How Deep is the Southern Ocean?
Also known as the Antarctic Ocean, the Southern Ocean is the fourth largest ocean in the world. It is found in the Southern Hemisphere. The ocean’s tributaries include the Ross Sea, the Cooperation Sea, the Scotia Sea, the Cosmonaut Sea, the Weddell Sea and the Drake Passage. This oceanic division merges with other large bodies of water, namely the Indian, Pacific as well as the Atlantic Oceans. One of the essential features of this ocean is the presence of the Antarctic Circumpolar Ocean. To learn more about the geography of the Southern Ocean, it is important to know the estimated depth of this body of water.
The Depth of the Southern Ocean
How deep is the Southern Ocean? The depth of this body of water ranges from 13,000 to 16,000 feet. The deepest point of the ocean is found in the South Sandwich Trench, which measures 23,727 feet. Considered as the longest ocean current in the world, the Antarctic Circumpolar Current transports 4.6 billion feet of water per second. The ice pack present in the ocean fluctuates from one million miles per second during March to 7.2 million miles per second during September.
Additional Facts and Other Interesting Details
The Southern Ocean encircles the entire continent of Antarctic. There is sea ice along the coastline of the ocean. When it comes to natural resources, there are probable giant gas and oil fields along the continental margin. Aside from these, the other resources that are present in the ocean include manganese nodules, possible deposits of placer, gravel and sand as well as freshwater. Some animal species that can be found in the ocean are whales, squids, krill and seals. Additionally, people can also find 17 penguin species in the ocean.
To preserve the marine species living in the ocean, the International Whaling Commission does not allow commercial fishing in the southern part of the Antarctic. In addition to this, the Convention for the Conservation of Antarctic Seals prohibits seal hunting in the ocean. Moreover, the Convention on the Conservation of Antarctic Marine Living Resources limits fishing activities in the place.

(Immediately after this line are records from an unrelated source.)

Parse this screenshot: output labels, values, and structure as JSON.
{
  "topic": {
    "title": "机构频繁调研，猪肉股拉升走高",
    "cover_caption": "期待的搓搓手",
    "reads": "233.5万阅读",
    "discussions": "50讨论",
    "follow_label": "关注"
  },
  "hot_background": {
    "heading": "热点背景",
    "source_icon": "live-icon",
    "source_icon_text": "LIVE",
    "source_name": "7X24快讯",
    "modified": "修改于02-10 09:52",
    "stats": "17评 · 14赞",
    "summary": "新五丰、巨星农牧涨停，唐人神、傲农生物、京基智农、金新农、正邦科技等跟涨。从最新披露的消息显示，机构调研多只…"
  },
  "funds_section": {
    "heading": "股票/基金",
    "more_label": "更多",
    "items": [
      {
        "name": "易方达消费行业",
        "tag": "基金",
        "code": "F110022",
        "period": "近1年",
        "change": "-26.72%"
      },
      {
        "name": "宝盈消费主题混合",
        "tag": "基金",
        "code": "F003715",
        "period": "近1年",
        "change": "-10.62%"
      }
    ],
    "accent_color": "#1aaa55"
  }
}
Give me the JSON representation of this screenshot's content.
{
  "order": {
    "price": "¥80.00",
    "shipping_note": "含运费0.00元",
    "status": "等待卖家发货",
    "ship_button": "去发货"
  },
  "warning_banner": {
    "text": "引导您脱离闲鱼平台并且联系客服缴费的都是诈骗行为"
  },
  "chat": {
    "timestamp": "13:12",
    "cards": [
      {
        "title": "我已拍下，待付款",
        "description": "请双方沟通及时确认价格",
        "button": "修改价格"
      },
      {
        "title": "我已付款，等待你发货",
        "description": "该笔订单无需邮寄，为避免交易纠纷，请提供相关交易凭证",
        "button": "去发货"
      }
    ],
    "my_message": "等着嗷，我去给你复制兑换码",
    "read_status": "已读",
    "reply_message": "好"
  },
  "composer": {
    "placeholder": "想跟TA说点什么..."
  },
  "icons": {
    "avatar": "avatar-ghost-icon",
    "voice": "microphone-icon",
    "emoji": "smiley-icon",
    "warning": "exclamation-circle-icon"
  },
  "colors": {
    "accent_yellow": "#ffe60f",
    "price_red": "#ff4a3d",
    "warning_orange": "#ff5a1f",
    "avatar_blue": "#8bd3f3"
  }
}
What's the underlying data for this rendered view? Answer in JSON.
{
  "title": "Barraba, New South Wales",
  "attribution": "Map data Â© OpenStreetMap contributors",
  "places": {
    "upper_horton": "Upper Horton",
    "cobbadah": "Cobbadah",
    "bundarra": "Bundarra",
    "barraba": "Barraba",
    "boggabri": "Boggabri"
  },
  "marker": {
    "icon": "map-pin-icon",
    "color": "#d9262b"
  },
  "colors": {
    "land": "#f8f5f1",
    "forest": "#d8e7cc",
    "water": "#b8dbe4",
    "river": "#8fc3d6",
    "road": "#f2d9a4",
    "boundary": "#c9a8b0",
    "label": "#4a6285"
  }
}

The ocean provides routes that are important to transport goods from one continent to another. Examples of harbors and ports in the Southern Ocean are the Palmer Station, the Esperanza Base, the Rothera Station, the McMurdo Station, the Villa Las Estrellas and the Mawson Station. Most of these ports are operated and managed by research stations of various governments.